Archaeologists hope to discover more about Angkorian civilisation by using ancient pottery-making techniques
The Angkorian Khmers were prolific ceramics makers, and the Angkor Archaeological Park is still littered with fragments of ancient pots and bowls that were used in households and temples for storing water, foods, oils and other materials.
Finding pieces of them today is, literally, just a matter of a walk in the park. It’s harder, however, to understand how they were made and determine what they can then tell us about the people who lived there.
Seeking to build on that knowledge, the Ecole Française d’Extreme Orient (EFEO) has designed and built an Angkor-era kiln in the middle of the school’s tropical gardens.
Over the course of a week, the researchers fired up two separate lots of ceramic ware as part of their efforts to understand the techniques involved, and also how the Angkorians created natural glazes, which occur as a result of the process rather than from applying anything to the wares before they are fired.
The first attempt ended explosively after they allowed the temperature to drop. Refuelling the oven again, the temperature soared too quickly, shattering the pieces inside.
“It was a little bit for the fun of it,” admitted Armand Desbat, an archaeologist from the school who has been researching Angkorian ceramics for the past seven years, when asked about the EFEO’s motivation.
“But it’s also for the pedagogy. We start to see how they created natural glazes, how long they needed to fire the pottery, how much wood was required, all of these things.”
Understanding the techniques, glazes and materials enables the researchers to distinguish and date the ceramics and the workshops where they were produced, yielding clues about trade and cross-cultural exchanges, or the periods during which temples were in use and particular sites inhabited.
The Angkorian Khmers used a kaolinite clay, which can be red or white. It appears to be homogenous in composition, which has limited the ability of the researchers to distinguish production sites based on chemical analysis of the pieces they find.
Many workshops, however, used unique designs that can be fixed to a particular time and location. The glazes are also different colours in different locations, which helps to identify the origin of pieces.
Desbat and his colleague Nicolas Josso constructed a Dragon kiln, based on a design originally seen in China, though the Khmers would very likely have adapted it to their own needs.
“It is difficult because, unlike in Thailand, where they made their kilns in the ground, here they were above ground, so they disintegrated once they were abandoned,” said Desbat.
From the outside, the kiln is a clay hump-shaped shell about three metres long and one metre wide. One large and three small holes at the front allow the fire inside to be fed with air and wood, while a flue at the back belches out the smoke. Along the sides, bricked-in holes provide access to the interior and gauges monitor the temperature. The fire burns in a recess at the front while, on a brick platform behind, the pots and bowls cook at temperatures hotter than lava.
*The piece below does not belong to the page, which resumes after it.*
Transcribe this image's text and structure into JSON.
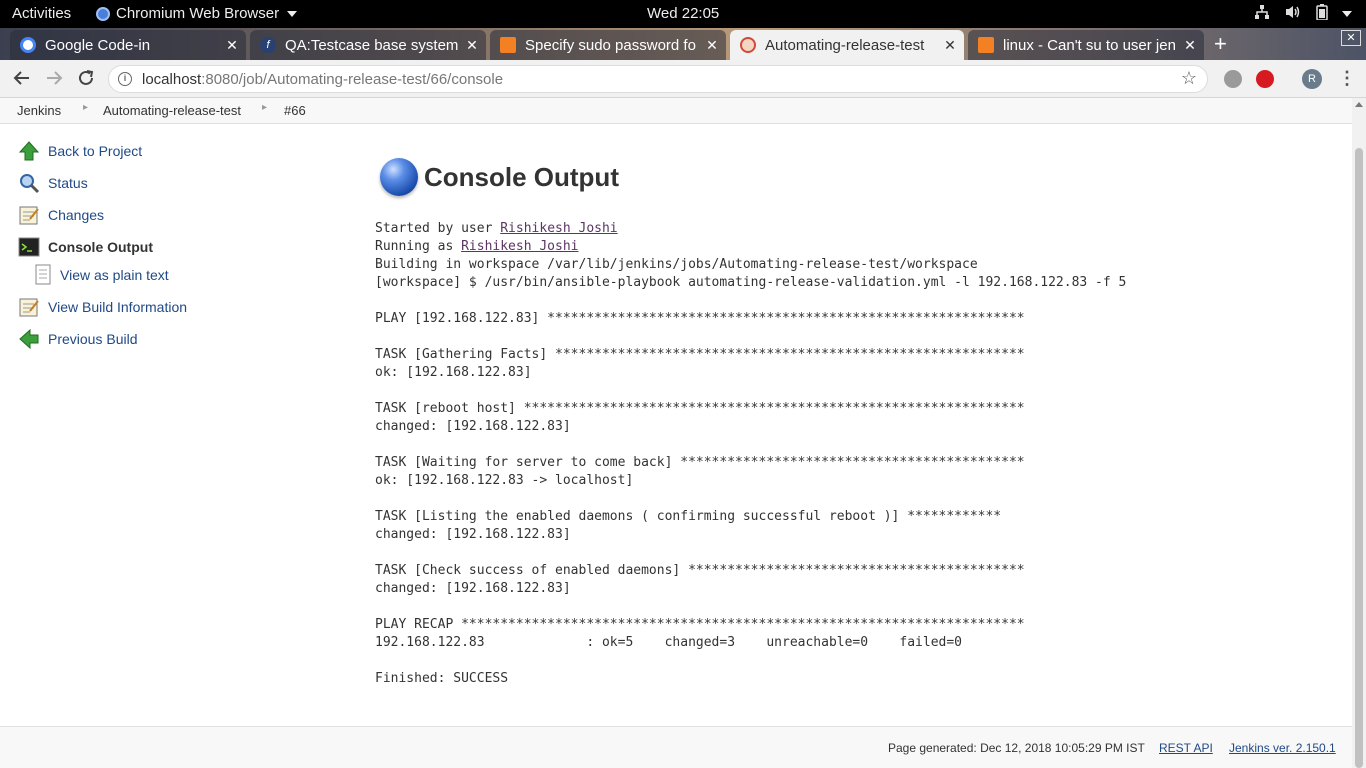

It took heats of up to 1,200 degrees Celsius and 50 hours to successfully fire the pieces inside. This meant a constant vigilance had to be maintained as the fire consumed roughly 10 cubic metres of wood through two firings of about 70 pots and bowls.
The researcher’s second attempt to use the kiln was far more successful than the first. On Wednesday morning they pulled out 34 intact bowls and pots, some with traces of a naturally formed glaze on their exteriors.
They were rough and rang with an almost metallic tone when rapped. The insides had petrol-like traces of blue-green created by the burning of rice husks placed in them. The exteriors were blackened in uneven patches.
“I’m very content,” said Desbat. “It has gone beyond my expectations.”